● **Task goal**: What is the number of lines in these records with "title" in them? Answer with that number only.
-- Given entries follows --
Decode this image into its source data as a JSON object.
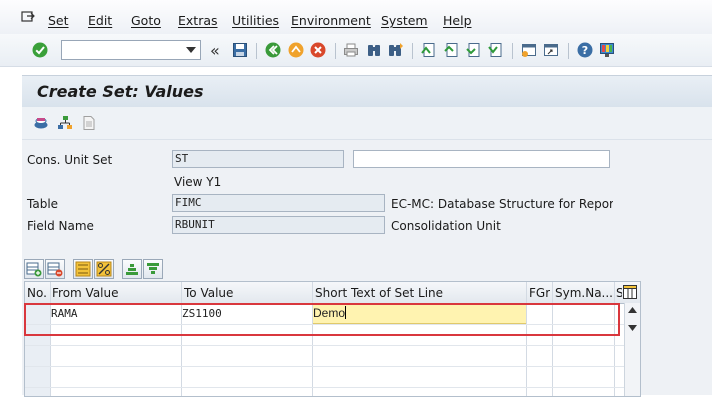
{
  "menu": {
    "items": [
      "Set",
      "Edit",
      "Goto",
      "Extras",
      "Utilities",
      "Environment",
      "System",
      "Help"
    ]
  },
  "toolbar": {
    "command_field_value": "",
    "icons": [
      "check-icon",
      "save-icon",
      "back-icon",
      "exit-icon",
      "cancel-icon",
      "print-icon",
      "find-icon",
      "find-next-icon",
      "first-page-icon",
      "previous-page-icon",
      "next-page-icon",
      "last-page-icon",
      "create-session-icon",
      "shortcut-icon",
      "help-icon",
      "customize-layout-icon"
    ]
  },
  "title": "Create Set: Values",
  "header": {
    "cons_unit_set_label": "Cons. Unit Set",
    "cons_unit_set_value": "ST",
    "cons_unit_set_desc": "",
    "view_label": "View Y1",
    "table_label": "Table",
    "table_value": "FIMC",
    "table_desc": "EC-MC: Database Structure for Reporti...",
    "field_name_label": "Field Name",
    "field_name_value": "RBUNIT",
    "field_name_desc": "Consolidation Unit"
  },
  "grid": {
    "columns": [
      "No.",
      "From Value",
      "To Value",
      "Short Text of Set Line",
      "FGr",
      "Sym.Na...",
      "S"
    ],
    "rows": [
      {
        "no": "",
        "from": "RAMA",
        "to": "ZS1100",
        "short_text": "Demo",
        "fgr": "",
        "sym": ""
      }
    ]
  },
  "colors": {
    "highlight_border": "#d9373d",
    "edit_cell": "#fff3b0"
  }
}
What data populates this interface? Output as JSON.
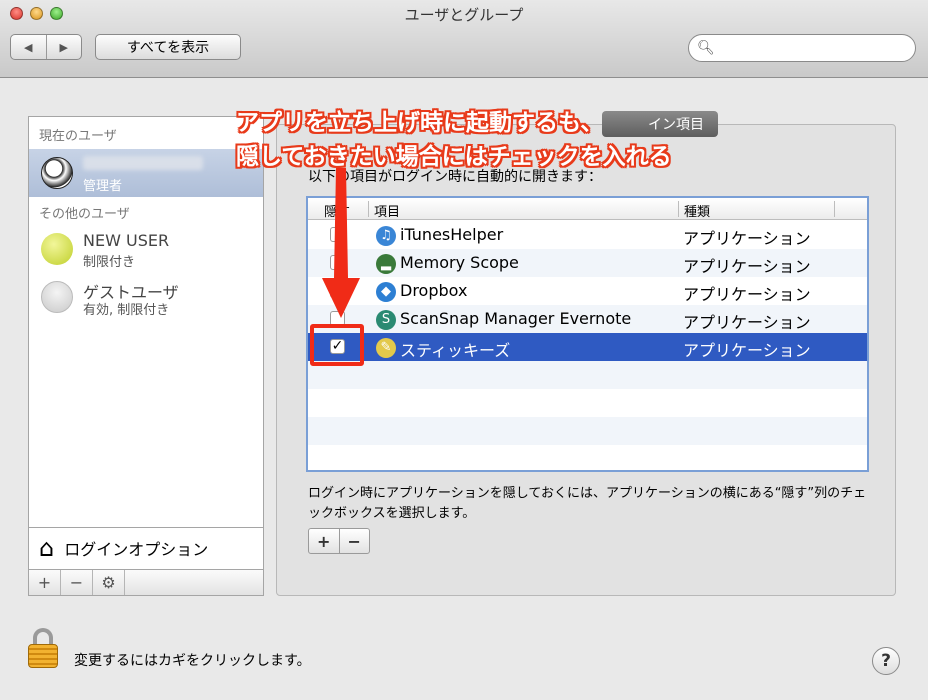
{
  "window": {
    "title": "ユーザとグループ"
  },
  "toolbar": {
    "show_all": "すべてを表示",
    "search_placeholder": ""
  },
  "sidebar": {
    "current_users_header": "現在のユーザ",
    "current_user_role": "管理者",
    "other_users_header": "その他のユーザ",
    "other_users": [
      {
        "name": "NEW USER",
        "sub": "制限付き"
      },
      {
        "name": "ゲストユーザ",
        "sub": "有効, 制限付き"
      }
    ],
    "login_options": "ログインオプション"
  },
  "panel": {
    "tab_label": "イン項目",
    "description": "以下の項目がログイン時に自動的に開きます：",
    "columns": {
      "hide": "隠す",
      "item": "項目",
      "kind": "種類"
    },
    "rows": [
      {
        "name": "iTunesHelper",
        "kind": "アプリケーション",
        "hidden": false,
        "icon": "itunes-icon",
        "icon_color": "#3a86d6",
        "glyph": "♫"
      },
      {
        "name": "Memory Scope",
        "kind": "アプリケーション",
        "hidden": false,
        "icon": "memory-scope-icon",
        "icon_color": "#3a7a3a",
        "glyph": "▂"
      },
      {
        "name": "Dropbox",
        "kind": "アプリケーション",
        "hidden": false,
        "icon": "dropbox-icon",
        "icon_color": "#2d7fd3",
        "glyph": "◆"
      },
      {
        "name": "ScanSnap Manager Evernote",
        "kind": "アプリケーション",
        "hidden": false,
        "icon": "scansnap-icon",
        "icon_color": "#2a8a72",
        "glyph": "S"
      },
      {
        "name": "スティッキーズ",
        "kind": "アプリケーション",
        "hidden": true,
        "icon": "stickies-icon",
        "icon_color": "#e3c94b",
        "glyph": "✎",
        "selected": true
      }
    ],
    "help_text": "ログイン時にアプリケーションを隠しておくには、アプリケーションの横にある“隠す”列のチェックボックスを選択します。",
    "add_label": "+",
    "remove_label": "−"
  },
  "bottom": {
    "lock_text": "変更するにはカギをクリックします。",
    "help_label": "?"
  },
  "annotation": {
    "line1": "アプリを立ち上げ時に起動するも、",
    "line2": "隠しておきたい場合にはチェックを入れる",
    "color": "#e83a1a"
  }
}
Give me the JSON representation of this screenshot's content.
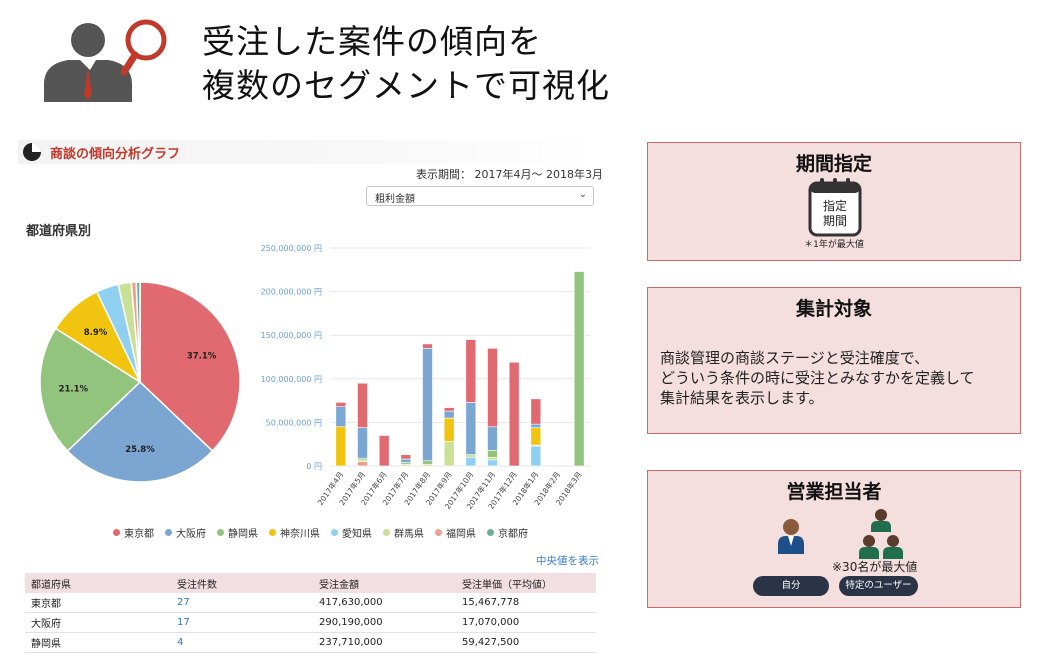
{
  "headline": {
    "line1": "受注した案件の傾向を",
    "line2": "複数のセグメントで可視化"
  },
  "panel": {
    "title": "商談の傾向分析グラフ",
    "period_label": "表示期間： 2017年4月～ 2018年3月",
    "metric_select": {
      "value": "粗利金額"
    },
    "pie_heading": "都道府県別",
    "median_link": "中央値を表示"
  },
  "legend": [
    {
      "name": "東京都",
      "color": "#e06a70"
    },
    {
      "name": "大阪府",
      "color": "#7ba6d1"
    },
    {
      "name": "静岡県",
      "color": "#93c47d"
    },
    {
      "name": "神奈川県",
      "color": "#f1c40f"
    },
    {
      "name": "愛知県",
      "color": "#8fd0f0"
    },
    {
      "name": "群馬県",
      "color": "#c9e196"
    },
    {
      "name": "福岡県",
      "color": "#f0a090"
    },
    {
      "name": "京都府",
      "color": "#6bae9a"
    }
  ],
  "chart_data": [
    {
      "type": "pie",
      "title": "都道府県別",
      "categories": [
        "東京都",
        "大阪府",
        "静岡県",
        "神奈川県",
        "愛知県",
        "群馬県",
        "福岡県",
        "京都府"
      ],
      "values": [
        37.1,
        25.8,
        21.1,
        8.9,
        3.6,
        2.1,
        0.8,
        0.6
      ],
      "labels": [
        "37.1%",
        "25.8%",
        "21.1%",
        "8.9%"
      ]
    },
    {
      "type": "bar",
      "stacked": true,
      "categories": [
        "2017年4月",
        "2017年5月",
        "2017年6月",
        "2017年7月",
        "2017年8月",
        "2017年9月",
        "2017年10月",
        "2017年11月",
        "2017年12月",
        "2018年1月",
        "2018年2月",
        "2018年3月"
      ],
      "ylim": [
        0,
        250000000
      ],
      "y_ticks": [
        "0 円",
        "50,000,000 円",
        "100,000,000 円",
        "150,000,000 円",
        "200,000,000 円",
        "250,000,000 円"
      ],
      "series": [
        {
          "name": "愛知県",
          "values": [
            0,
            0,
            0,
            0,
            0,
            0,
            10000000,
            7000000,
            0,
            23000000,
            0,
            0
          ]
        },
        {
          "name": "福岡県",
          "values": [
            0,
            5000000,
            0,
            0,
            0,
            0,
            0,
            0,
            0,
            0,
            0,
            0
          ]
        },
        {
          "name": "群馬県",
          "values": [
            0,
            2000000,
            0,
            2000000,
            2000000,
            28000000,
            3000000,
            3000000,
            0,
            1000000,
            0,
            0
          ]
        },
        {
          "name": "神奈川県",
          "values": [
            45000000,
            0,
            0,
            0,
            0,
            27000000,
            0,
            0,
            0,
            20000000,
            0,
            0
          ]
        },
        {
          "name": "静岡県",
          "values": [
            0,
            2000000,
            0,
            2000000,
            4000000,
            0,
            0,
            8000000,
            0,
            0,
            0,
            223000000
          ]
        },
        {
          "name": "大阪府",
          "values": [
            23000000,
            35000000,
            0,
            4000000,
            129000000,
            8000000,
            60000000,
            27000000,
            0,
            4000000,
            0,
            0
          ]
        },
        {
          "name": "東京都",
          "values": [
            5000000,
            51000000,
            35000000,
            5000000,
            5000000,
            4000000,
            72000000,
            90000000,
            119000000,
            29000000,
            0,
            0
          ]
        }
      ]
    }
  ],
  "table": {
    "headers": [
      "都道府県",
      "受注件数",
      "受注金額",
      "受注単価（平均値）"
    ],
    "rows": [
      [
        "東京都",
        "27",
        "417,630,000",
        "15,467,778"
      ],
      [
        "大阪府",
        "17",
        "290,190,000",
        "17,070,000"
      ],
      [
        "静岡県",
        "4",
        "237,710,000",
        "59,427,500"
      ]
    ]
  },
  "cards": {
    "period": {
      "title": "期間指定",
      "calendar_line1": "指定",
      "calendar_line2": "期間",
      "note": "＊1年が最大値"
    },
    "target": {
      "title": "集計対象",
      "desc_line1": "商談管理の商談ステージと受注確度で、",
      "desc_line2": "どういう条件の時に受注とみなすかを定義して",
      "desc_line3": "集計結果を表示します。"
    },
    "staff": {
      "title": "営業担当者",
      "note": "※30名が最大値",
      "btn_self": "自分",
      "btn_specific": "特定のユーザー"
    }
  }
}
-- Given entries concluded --
● **Exercise output**: 7